I didn’t cry I tried to be brave…

I’ve been on a Loudon Wainwright journey the last couple of days.

His records have been popping up wherever I go over the last couple of days. So I’ve been buying them. Funnily enough he’s one of this songwriters that is unknown enough that you can still get records in decent shape for 2-10 dollars a shot. I have not cracked double figures once.

I’ve always thought of Loudon’s songwriting as either the ultimate in confessional songwriter or a version of method acting. He’s also somewhat of the topical/protest specialist through observational lyrics commenting on the moment. I remember seeing him on Wall St. during the 1% protests supporting those camped out and his savage topical songs.

So this is Album II. So an album full of the human condition at the time for Loudon.

I bet we will find out his thoughts on today eventually.

I never hear my record on the radio…

Pastiche, homage or part of the best series of “f” you’s to the record company ever.

It’s been a particularly difficult couple of days as the march to intolerance continues and the inability to be nuanced in america continues.

I think Neil Young on some level may simultaneously be the most authentic and pig headed musician on the planet. You have to admire the single minded attitude that allows you to alienate your base so frequently with no worry for the fall out.

Neil and the Shocking Pinks is a lot of fun every now and then when you want to snap out of whatever funk you’ve gotten in. It’s also really short so if like me this week you are determined to play records all the way through to the pain is over relatively quickly.

However I defy anyone not to enjoy. Kinda Fonda Wanda, Wonderin and Everybody’s Rockin with an ironic smirk.

please remember my song…

It’s not often a good reason that you are woken up in the middle of the night. Apart from the obvious.

Midnight I get a drunk text asking if I want to go see Loudon Wainwright III. Sure I fumble out and forget about it.

I guess I’m going to see Loudo in October. Sometimes good things happen after midnight.

In celebration I am going with this as it’s the only one I have on vinyl. The CDs being ensconced in a box in the shed.

It’s the one with the skunk song on and Red Guitar. One of these is one of the best songs written by anyone and the other well it’s fun. You pick.

I see you…

Live albums they are hit and miss for sure. When they are bad they are awful but when they hit the mark they can become some of our collective favorites. Even if we often know there may be an overdub somewhere in the mix.

Gong Live In Sheffield 1974 gives us the chance to hear the “classic” lineup in full flight. Sax solos, glissando guitar and bubbling synths and the wackiest of lyrics.

RSD has occasionally fulfilled its purpose by being the excuse for a band such as Gong to release vinyl. This one’s been around since the 90s on CD but got it’s vinyl release so that hipsters the world over can become confused by psychedelicized fairy tale telling.

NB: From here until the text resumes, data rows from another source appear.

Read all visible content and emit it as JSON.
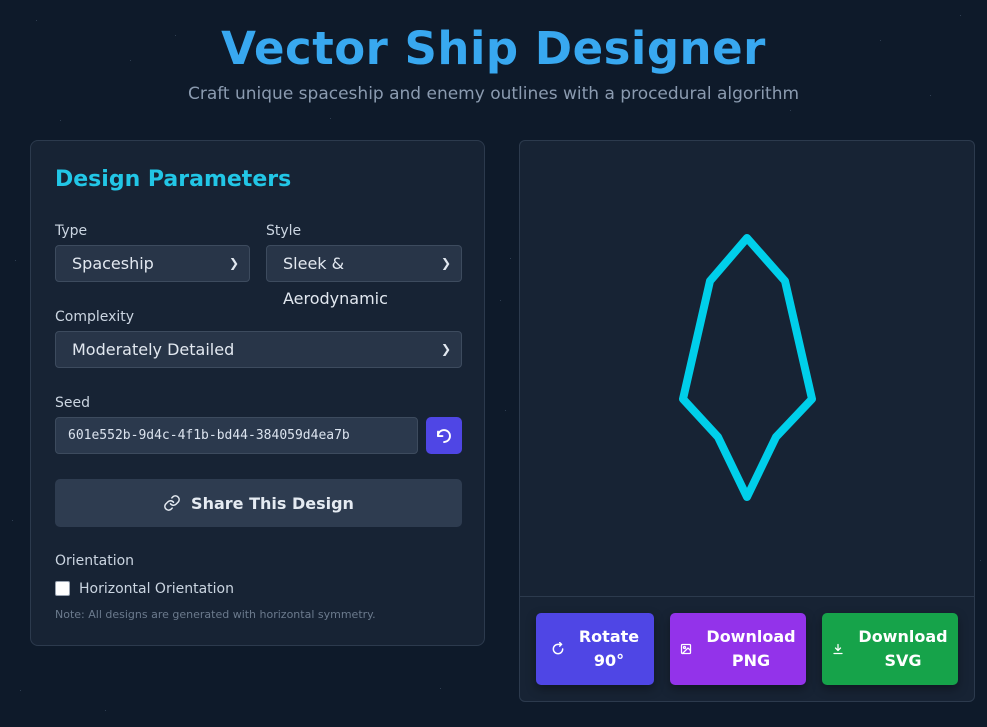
{
  "header": {
    "title": "Vector Ship Designer",
    "subtitle": "Craft unique spaceship and enemy outlines with a procedural algorithm"
  },
  "params": {
    "heading": "Design Parameters",
    "type_label": "Type",
    "type_value": "Spaceship",
    "style_label": "Style",
    "style_value": "Sleek & Aerodynamic",
    "complexity_label": "Complexity",
    "complexity_value": "Moderately Detailed",
    "seed_label": "Seed",
    "seed_value": "601e552b-9d4c-4f1b-bd44-384059d4ea7b",
    "share_label": "Share This Design",
    "orientation_label": "Orientation",
    "horizontal_label": "Horizontal Orientation",
    "horizontal_checked": false,
    "note": "Note: All designs are generated with horizontal symmetry."
  },
  "actions": {
    "rotate_line1": "Rotate",
    "rotate_line2": "90°",
    "png_line1": "Download",
    "png_line2": "PNG",
    "svg_line1": "Download",
    "svg_line2": "SVG"
  },
  "colors": {
    "accent_title": "#38a8f0",
    "accent_heading": "#22c6e6",
    "ship_stroke": "#00cfea",
    "rotate_bg": "#4f46e5",
    "png_bg": "#9333ea",
    "svg_bg": "#16a34a"
  },
  "icons": {
    "regen": "rotate-ccw-icon",
    "share": "link-icon",
    "rotate": "rotate-cw-icon",
    "png": "image-icon",
    "svg": "download-icon"
  }
}
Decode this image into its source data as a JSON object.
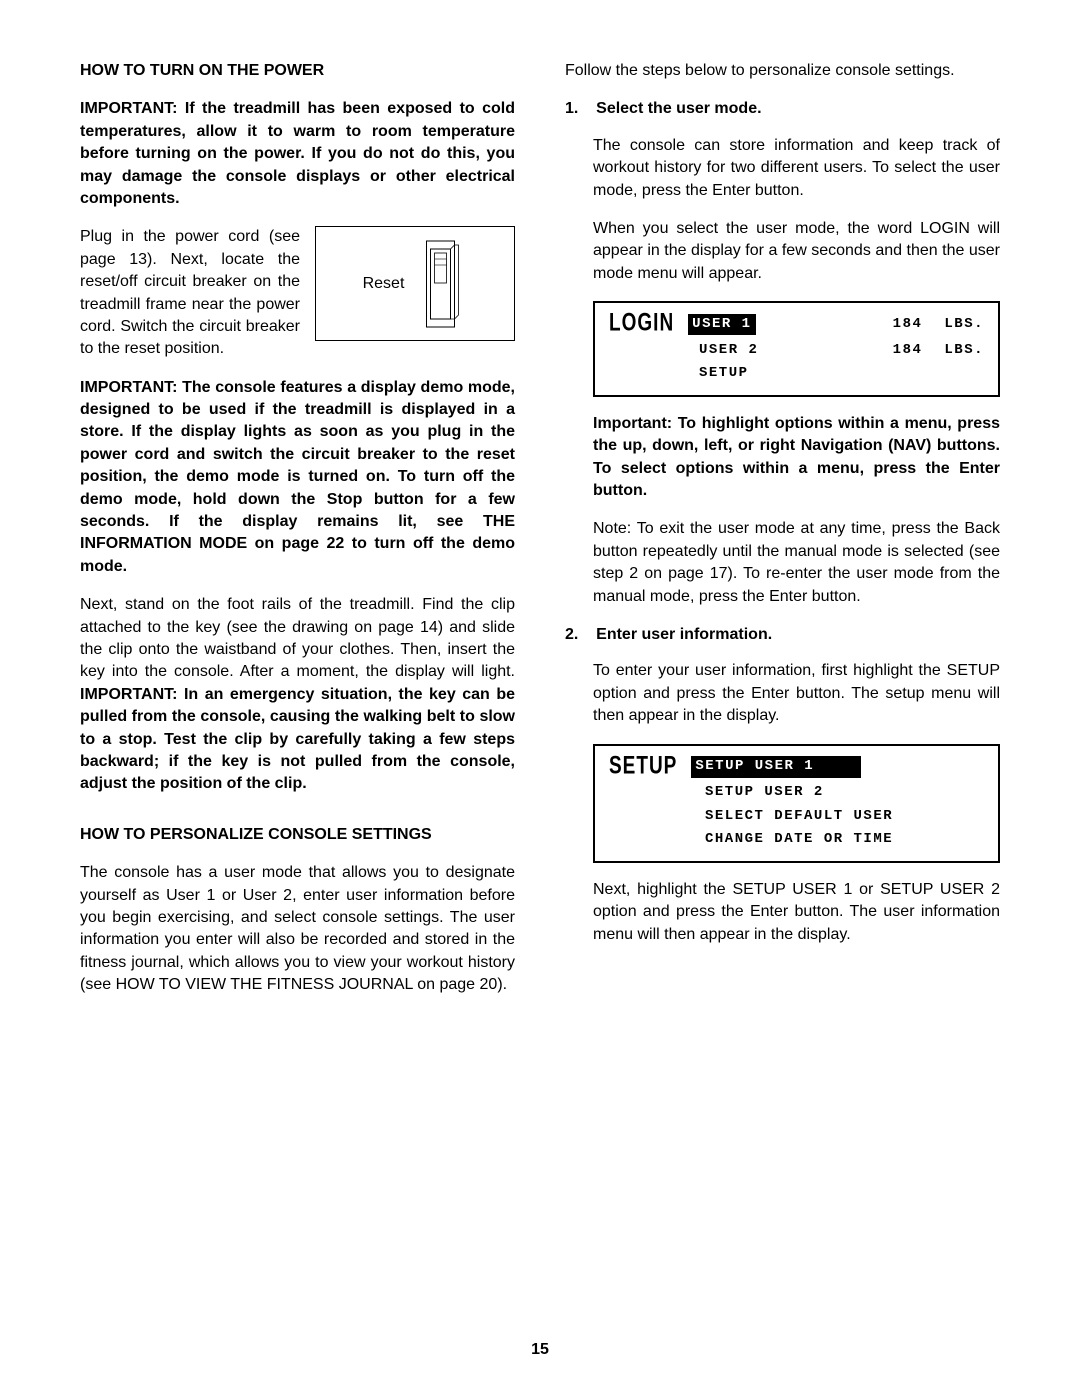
{
  "left": {
    "heading1": "HOW TO TURN ON THE POWER",
    "important1": "IMPORTANT: If the treadmill has been exposed to cold temperatures, allow it to warm to room temperature before turning on the power. If you do not do this, you may damage the console displays or other electrical components.",
    "plugText": "Plug in the power cord (see page 13). Next, locate the reset/off circuit breaker on the treadmill frame near the power cord. Switch the circuit breaker to the reset position.",
    "resetLabel": "Reset",
    "important2": "IMPORTANT: The console features a display demo mode, designed to be used if the treadmill is displayed in a store. If the display lights as soon as you plug in the power cord and switch the circuit breaker to the reset position, the demo mode is turned on. To turn off the demo mode, hold down the Stop button for a few seconds. If the display remains lit, see THE INFORMATION MODE on page 22 to turn off the demo mode.",
    "para3_part1": "Next, stand on the foot rails of the treadmill. Find the clip attached to the key (see the drawing on page 14) and slide the clip onto the waistband of your clothes. Then, insert the key into the console. After a moment, the display will light. ",
    "para3_part2_bold": "IMPORTANT: In an emergency situation, the key can be pulled from the console, causing the walking belt to slow to a stop. Test the clip by carefully taking a few steps backward; if the key is not pulled from the console, adjust the position of the clip.",
    "heading2": "HOW TO PERSONALIZE CONSOLE SETTINGS",
    "para4": "The console has a user mode that allows you to designate yourself as User 1 or User 2, enter user information before you begin exercising, and select console settings. The user information you enter will also be recorded and stored in the fitness journal, which allows you to view your workout history (see HOW TO VIEW THE FITNESS JOURNAL on page 20)."
  },
  "right": {
    "intro": "Follow the steps below to personalize console settings.",
    "step1": {
      "num": "1.",
      "title": "Select the user mode.",
      "p1": "The console can store information and keep track of workout history for two different users. To select the user mode, press the Enter button.",
      "p2": "When you select the user mode, the word LOGIN will appear in the display for a few seconds and then the user mode menu will appear.",
      "display": {
        "label": "LOGIN",
        "rows": [
          {
            "name": "USER 1",
            "selected": true,
            "weight": "184",
            "unit": "LBS."
          },
          {
            "name": "USER 2",
            "selected": false,
            "weight": "184",
            "unit": "LBS."
          },
          {
            "name": "SETUP",
            "selected": false
          }
        ]
      },
      "p3_bold": "Important: To highlight options within a menu, press the up, down, left, or right Navigation (NAV) buttons. To select options within a menu, press the Enter button.",
      "p4": "Note: To exit the user mode at any time, press the Back button repeatedly until the manual mode is selected (see step 2 on page 17). To re-enter the user mode from the manual mode, press the Enter button."
    },
    "step2": {
      "num": "2.",
      "title": "Enter user information.",
      "p1": "To enter your user information, first highlight the SETUP option and press the Enter button. The setup menu will then appear in the display.",
      "display": {
        "label": "SETUP",
        "rows": [
          {
            "name": "SETUP USER 1",
            "selected": true
          },
          {
            "name": "SETUP USER 2",
            "selected": false
          },
          {
            "name": "SELECT DEFAULT USER",
            "selected": false
          },
          {
            "name": "CHANGE DATE OR TIME",
            "selected": false
          }
        ]
      },
      "p2": "Next, highlight the SETUP USER 1 or SETUP USER 2 option and press the Enter button. The user information menu will then appear in the display."
    }
  },
  "pageNumber": "15"
}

This is my panacea for the Jan 6 committee. I think if we had played Gong subliminally to the sad orange one we could’ve had a better outcome all together.

when you’re old enough to repay…

It’s a strange old moment when you realize you’ve become a fanatic. It’s maybe when you start buying all the Neil Young albums. I think this is a reaction to not buying Psychedelic Pill because I thought $35 was too much. How crazy/deluded was that?

So I’ve been buying the bootleg albums as they came out. Up to four now and they all cover a fairly similar period of time right now 1970 to 1974. It’s a classic period of time. Pre ditch, and I am fairly convinced Neil never wrote a bad song in that time period.

So I forked out for “I’m Happy That Y’All Came Down.” An official release of an old bootleg. The sleeve is a faithful reflection of the bootleg ringwear included apart from Neil took the time to correct the song titles and placed it all on one disc instead of two. I’ve never heard the boot so I can’t compare sound quality

So songs from After the Goldrush and Harvest what’s not to love.

These early versions of A Man Needs A Maid are so much different from the released version. He should’ve kept the “a man is afraid” line in there.

I’m hoping for some raucous rock and roll in the future though.

I’ve forgiven Neil for leaving Spotify. I seldom found myself listening to the old fart there anyway.